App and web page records
━━━━━━━━

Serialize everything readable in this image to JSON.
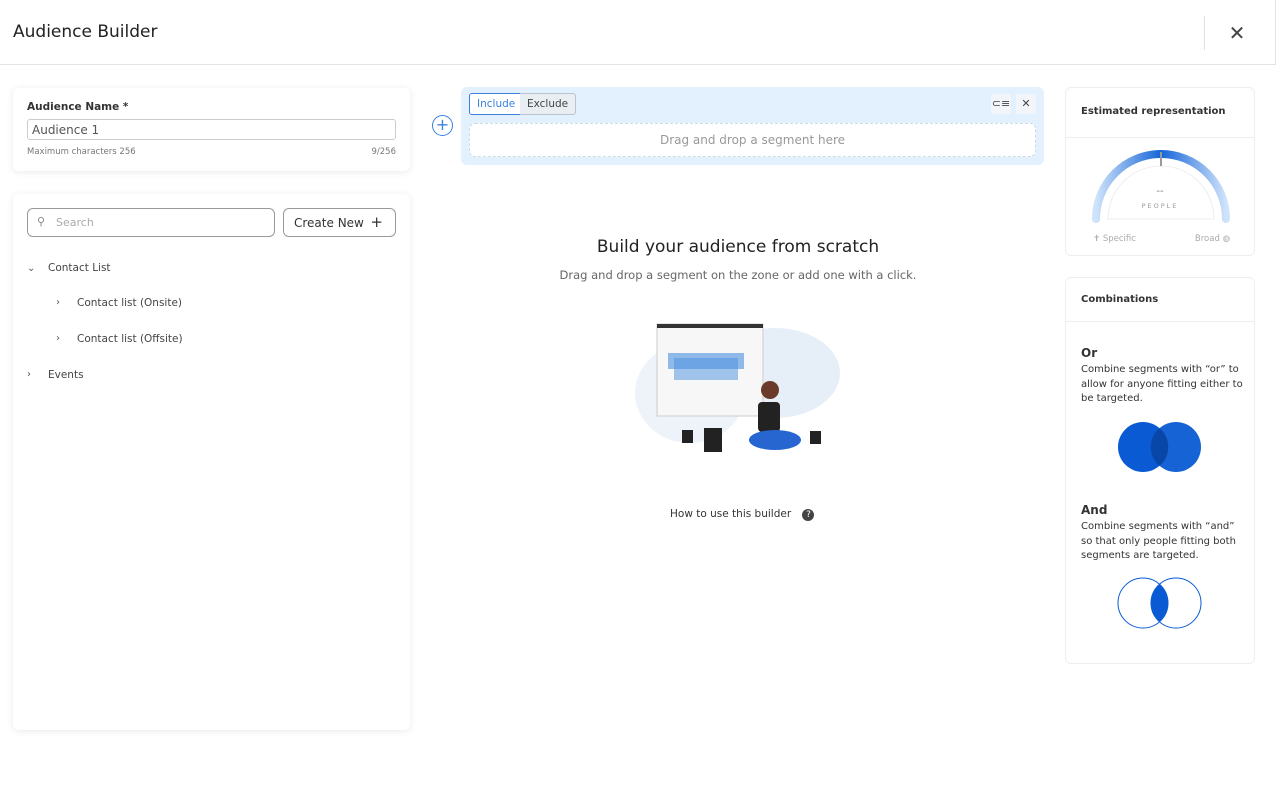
{
  "header": {
    "title": "Audience Builder",
    "close_icon": "close-icon"
  },
  "audience": {
    "label": "Audience Name *",
    "value": "Audience 1",
    "hint": "Maximum characters 256",
    "count": "9/256"
  },
  "library": {
    "search_placeholder": "Search",
    "create_label": "Create New",
    "create_icon": "+",
    "tree": [
      {
        "label": "Contact List",
        "expanded": true,
        "children": [
          {
            "label": "Contact list (Onsite)"
          },
          {
            "label": "Contact list (Offsite)"
          }
        ]
      },
      {
        "label": "Events",
        "expanded": false
      }
    ]
  },
  "builder": {
    "include_label": "Include",
    "exclude_label": "Exclude",
    "drop_text": "Drag and drop a segment here",
    "empty_title": "Build your audience from scratch",
    "empty_sub": "Drag and drop a segment on the zone or add one with a click.",
    "help_link": "How to use this builder"
  },
  "estimate": {
    "title": "Estimated representation",
    "value": "--",
    "unit": "PEOPLE",
    "left": "Specific",
    "right": "Broad"
  },
  "combinations": {
    "title": "Combinations",
    "or_title": "Or",
    "or_text": "Combine segments with “or” to allow for anyone fitting either to be targeted.",
    "and_title": "And",
    "and_text": "Combine segments with “and” so that only people fitting both segments are targeted."
  },
  "colors": {
    "accent": "#3b82e0",
    "venn": "#0a5bd3",
    "zone": "#e3f0fd"
  }
}
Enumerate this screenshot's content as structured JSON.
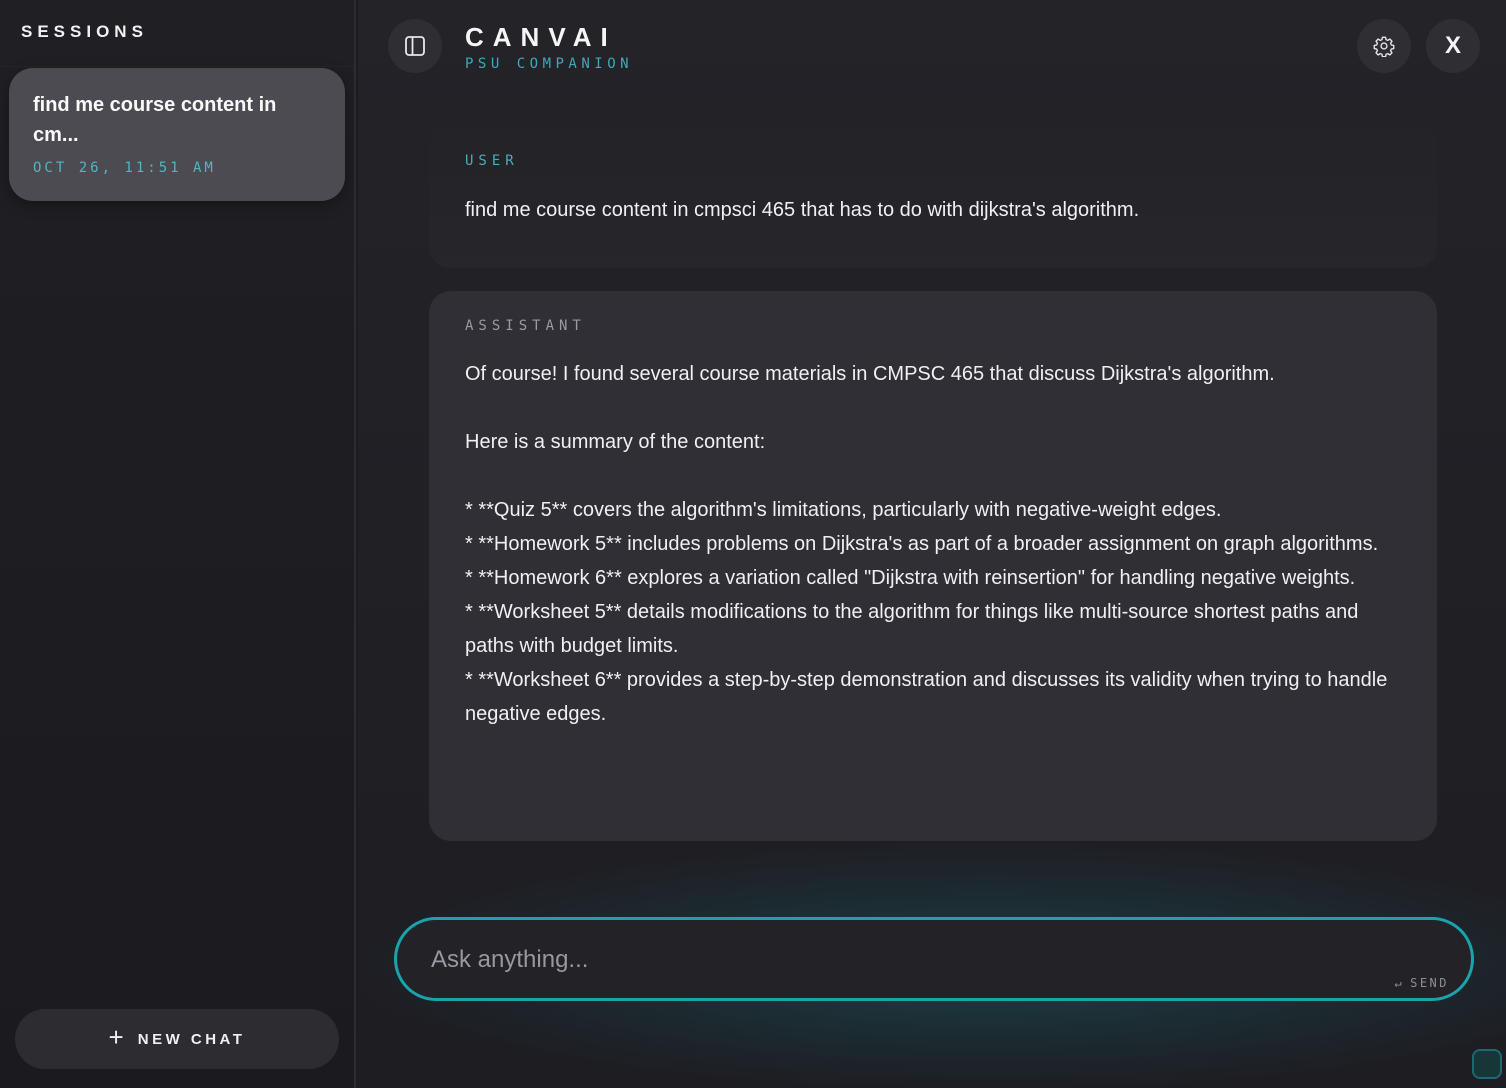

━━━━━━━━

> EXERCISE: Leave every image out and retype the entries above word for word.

> WRITTEN RESPONSE:
Serialize everything readable in this image to JSON.
{
  "header": {
    "title": "Audience Builder",
    "close_icon": "close-icon"
  },
  "audience": {
    "label": "Audience Name *",
    "value": "Audience 1",
    "hint": "Maximum characters 256",
    "count": "9/256"
  },
  "library": {
    "search_placeholder": "Search",
    "create_label": "Create New",
    "create_icon": "+",
    "tree": [
      {
        "label": "Contact List",
        "expanded": true,
        "children": [
          {
            "label": "Contact list (Onsite)"
          },
          {
            "label": "Contact list (Offsite)"
          }
        ]
      },
      {
        "label": "Events",
        "expanded": false
      }
    ]
  },
  "builder": {
    "include_label": "Include",
    "exclude_label": "Exclude",
    "drop_text": "Drag and drop a segment here",
    "empty_title": "Build your audience from scratch",
    "empty_sub": "Drag and drop a segment on the zone or add one with a click.",
    "help_link": "How to use this builder"
  },
  "estimate": {
    "title": "Estimated representation",
    "value": "--",
    "unit": "PEOPLE",
    "left": "Specific",
    "right": "Broad"
  },
  "combinations": {
    "title": "Combinations",
    "or_title": "Or",
    "or_text": "Combine segments with “or” to allow for anyone fitting either to be targeted.",
    "and_title": "And",
    "and_text": "Combine segments with “and” so that only people fitting both segments are targeted."
  },
  "colors": {
    "accent": "#3b82e0",
    "venn": "#0a5bd3",
    "zone": "#e3f0fd"
  }
}
Enumerate this screenshot's content as structured JSON.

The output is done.